[Website and app data records]

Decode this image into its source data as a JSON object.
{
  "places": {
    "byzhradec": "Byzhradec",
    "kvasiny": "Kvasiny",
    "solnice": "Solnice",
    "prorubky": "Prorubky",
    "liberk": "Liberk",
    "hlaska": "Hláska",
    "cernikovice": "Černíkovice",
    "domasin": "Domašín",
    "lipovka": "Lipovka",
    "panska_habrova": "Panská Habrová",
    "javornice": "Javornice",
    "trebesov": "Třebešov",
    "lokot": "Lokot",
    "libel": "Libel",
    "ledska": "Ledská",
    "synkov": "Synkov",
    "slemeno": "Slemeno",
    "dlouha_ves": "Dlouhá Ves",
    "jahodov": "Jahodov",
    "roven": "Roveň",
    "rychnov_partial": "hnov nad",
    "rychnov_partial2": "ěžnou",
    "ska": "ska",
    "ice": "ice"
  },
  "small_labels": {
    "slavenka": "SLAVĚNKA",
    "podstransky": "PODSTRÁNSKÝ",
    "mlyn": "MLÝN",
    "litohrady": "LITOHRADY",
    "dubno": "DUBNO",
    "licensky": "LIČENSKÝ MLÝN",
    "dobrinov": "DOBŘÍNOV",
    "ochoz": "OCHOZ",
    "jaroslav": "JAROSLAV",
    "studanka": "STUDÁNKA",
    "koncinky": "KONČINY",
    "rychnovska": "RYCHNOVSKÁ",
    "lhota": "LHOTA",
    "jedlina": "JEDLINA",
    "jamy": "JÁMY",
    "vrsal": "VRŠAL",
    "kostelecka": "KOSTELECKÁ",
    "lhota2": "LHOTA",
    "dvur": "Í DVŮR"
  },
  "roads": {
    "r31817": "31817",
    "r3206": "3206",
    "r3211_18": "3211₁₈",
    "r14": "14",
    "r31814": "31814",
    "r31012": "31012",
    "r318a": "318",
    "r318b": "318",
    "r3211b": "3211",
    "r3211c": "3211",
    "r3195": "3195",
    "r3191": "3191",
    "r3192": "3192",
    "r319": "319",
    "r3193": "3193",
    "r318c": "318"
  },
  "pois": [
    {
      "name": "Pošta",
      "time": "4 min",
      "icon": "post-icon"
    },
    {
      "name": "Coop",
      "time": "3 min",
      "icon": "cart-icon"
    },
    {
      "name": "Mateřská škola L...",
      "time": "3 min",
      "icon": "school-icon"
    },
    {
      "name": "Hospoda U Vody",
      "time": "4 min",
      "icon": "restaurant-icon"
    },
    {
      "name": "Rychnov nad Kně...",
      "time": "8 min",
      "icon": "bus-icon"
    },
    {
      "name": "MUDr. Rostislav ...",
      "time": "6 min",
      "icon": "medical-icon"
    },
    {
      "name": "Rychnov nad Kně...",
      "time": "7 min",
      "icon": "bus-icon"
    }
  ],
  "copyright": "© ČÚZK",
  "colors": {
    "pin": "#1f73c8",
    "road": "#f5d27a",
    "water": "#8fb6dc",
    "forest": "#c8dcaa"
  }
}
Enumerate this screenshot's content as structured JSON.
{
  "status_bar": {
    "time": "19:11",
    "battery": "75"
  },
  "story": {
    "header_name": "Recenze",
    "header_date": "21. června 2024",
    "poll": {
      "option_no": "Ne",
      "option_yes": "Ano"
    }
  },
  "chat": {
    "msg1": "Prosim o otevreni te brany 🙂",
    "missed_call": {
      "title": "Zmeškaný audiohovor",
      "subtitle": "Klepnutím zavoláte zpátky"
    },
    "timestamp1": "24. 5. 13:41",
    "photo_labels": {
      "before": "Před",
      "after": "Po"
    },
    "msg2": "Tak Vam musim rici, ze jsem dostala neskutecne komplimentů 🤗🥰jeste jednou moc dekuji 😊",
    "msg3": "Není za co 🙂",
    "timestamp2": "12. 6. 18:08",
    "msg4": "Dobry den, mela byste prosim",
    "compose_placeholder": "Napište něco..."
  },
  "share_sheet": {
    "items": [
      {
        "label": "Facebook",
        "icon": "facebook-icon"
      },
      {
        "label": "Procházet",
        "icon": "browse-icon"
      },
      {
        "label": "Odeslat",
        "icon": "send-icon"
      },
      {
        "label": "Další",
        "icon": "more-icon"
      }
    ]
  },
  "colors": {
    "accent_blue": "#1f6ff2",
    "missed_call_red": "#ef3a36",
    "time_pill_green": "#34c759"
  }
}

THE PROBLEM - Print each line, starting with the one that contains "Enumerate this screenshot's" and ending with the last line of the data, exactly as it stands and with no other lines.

ANSWER BOX -
Enumerate this screenshot's content as structured JSON.
{
  "status_bar": {
    "time": "19:11",
    "battery": "75"
  },
  "story": {
    "header_name": "Recenze",
    "header_date": "21. června 2024",
    "poll": {
      "option_no": "Ne",
      "option_yes": "Ano"
    }
  },
  "chat": {
    "msg1": "Prosim o otevreni te brany 🙂",
    "missed_call": {
      "title": "Zmeškaný audiohovor",
      "subtitle": "Klepnutím zavoláte zpátky"
    },
    "timestamp1": "24. 5. 13:41",
    "photo_labels": {
      "before": "Před",
      "after": "Po"
    },
    "msg2": "Tak Vam musim rici, ze jsem dostala neskutecne komplimentů 🤗🥰jeste jednou moc dekuji 😊",
    "msg3": "Není za co 🙂",
    "timestamp2": "12. 6. 18:08",
    "msg4": "Dobry den, mela byste prosim",
    "compose_placeholder": "Napište něco..."
  },
  "share_sheet": {
    "items": [
      {
        "label": "Facebook",
        "icon": "facebook-icon"
      },
      {
        "label": "Procházet",
        "icon": "browse-icon"
      },
      {
        "label": "Odeslat",
        "icon": "send-icon"
      },
      {
        "label": "Další",
        "icon": "more-icon"
      }
    ]
  },
  "colors": {
    "accent_blue": "#1f6ff2",
    "missed_call_red": "#ef3a36",
    "time_pill_green": "#34c759"
  }
}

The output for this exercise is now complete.